The Council of Europe Enlarged Partial Agreement on Cultural Routes (the EPA) was launched in 2010 in order to strengthen the programme. The Holy See formally adhered to it on 21st March 2018 to show its commitment to the promotion of the common roots of Europe, which enrich the European identity.
It is worth asking what relationship exists between a pilgrim route and a cultural route. Going on a pilgrimage is different from roaming without destination or from focusing on trade. Pilgrims are essentially those people driven by faith, “whose heart is set on [a] pilgrimage” (Psalm 84:6) to a destiny that transcends them
selves and the world they live in. Pilgrimage becomes the symbol of the path of the Church in the world and of the Christian experience that any follower may enjoy. The ancient pilgrim routes could not fail to be part of the Council of Europe certified routes. They are the historical evidence of how religious experience, especially the Christian one, has also become culture and how culture has found its inspiration in religion.
Religion and culture have always had a dialectic relationship. Religion has always been the pivot and the deepest essence of a lot of cultures. On the occasion of the Conference “(Re)Thinking Europe”, organised by the Commission of the Bishops’ Conferences of the European Community (com.e.c.e.) on 28th October 2017, Pope Francis invited the participants to “take into consideration the positive and constructive role that religion generally has in the formation of society”.

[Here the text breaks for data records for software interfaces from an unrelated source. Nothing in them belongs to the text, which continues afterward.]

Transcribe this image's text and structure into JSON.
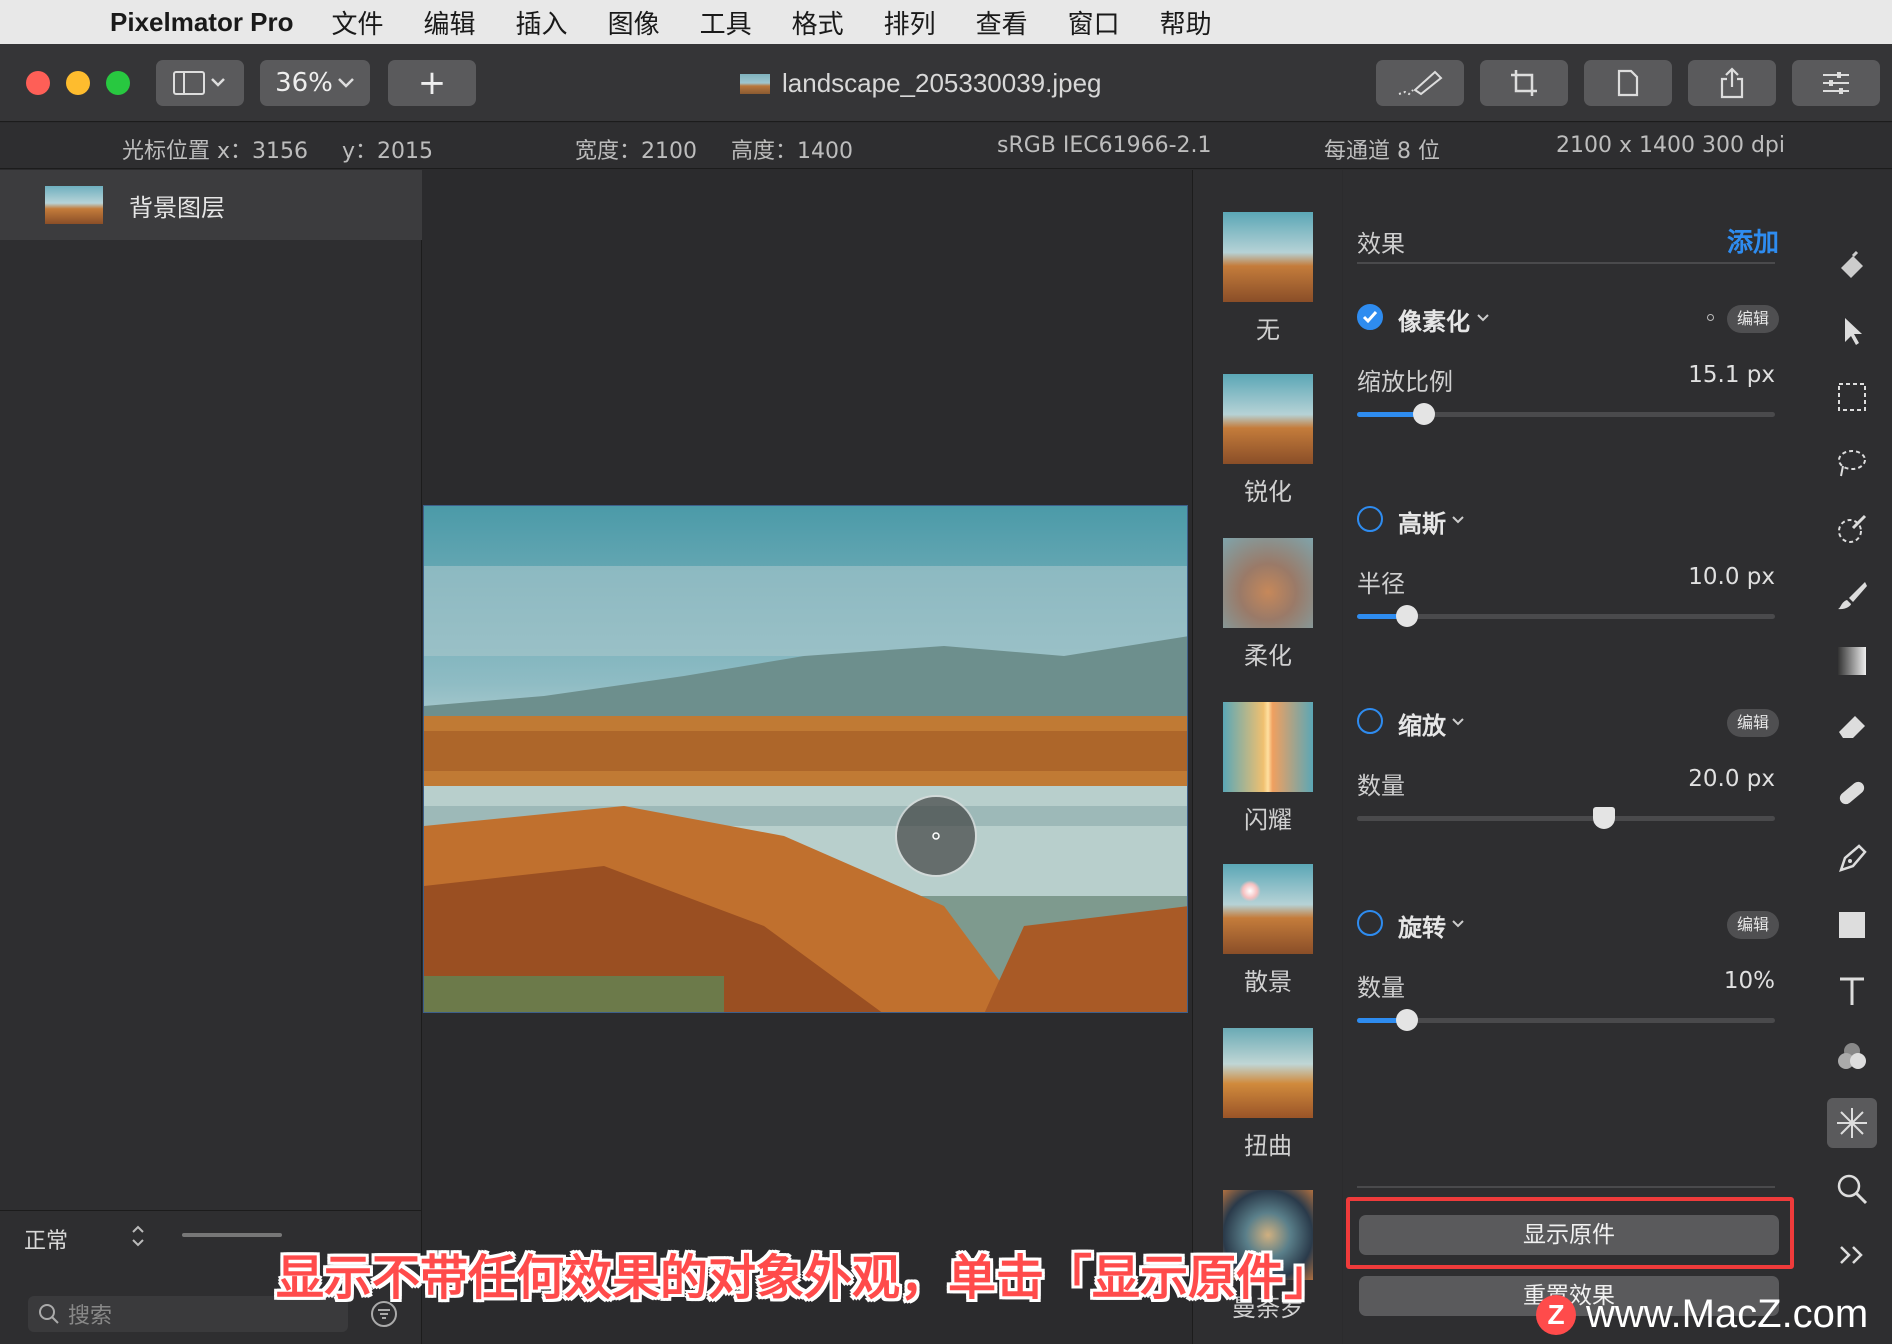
{
  "menubar": {
    "app_name": "Pixelmator Pro",
    "items": [
      "文件",
      "编辑",
      "插入",
      "图像",
      "工具",
      "格式",
      "排列",
      "查看",
      "窗口",
      "帮助"
    ]
  },
  "toolbar": {
    "zoom": "36%",
    "document_title": "landscape_205330039.jpeg"
  },
  "infobar": {
    "cursor_x": "光标位置 x：3156",
    "cursor_y": "y：2015",
    "width": "宽度：2100",
    "height": "高度：1400",
    "color_profile": "sRGB IEC61966-2.1",
    "bit_depth": "每通道 8 位",
    "dimensions": "2100 x 1400 300 dpi"
  },
  "layers": {
    "layer_name": "背景图层",
    "blend_mode": "正常",
    "search_placeholder": "搜索"
  },
  "effects_browser": [
    {
      "label": "无"
    },
    {
      "label": "锐化"
    },
    {
      "label": "柔化"
    },
    {
      "label": "闪耀"
    },
    {
      "label": "散景"
    },
    {
      "label": "扭曲"
    },
    {
      "label": "曼荼罗"
    }
  ],
  "effects_panel": {
    "header": "效果",
    "add_label": "添加",
    "edit_badge": "编辑",
    "effects": [
      {
        "name": "像素化",
        "enabled": true,
        "param_label": "缩放比例",
        "param_value": "15.1 px",
        "level": 0.16
      },
      {
        "name": "高斯",
        "enabled": false,
        "param_label": "半径",
        "param_value": "10.0 px",
        "level": 0.12
      },
      {
        "name": "缩放",
        "enabled": false,
        "param_label": "数量",
        "param_value": "20.0 px",
        "level": 0.59
      },
      {
        "name": "旋转",
        "enabled": false,
        "param_label": "数量",
        "param_value": "10%",
        "level": 0.12
      }
    ],
    "show_original": "显示原件",
    "reset_effects": "重置效果"
  },
  "caption": "显示不带任何效果的对象外观，单击「显示原件」",
  "watermark": "www.MacZ.com",
  "colors": {
    "accent": "#2e8cf0",
    "highlight_border": "#ef3b3b",
    "caption_text": "#ff4b4b"
  }
}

We are talking about a dialogue in the name of high values and objectives. It becomes therefore necessary to promote those experiences which have helped create the European identity. And pilgrimage is one of these: on a pilgrimage you can meet, touch and experience the life, history and values of the European peoples who, despite being different from one another, share the fact of having been shaped by Christianity.
We can only appreciate the cultural and religious wealth of these pilgrim routes, which have been rediscovered in recent years also thanks to the programme of the Council of Europe. They are ancient routes due to long-standing evidence and history, but they are also always new and able to modernise since men and women of Europe are still walking them today. Be they pilgrims or travellers, be they driven by religion or by spiritual ideals, these men and women share through the experience of the “walk” those values that belong to the history of mankind and that still help to forge the European identity.
Mons. Maurizio Bravi
Permanent observer of the Holy Seeat the World Tourism Organisation
The article is taken from the latest issue of the official AEVF magazine “Via Francigena”. The magazine, published by Studio Guidotti, can be consulted free of charge online at www.rivistaviafrancigena.it and can be purchased online. Lots of news, information and interviews to read at a slow pace in English, French and Italian.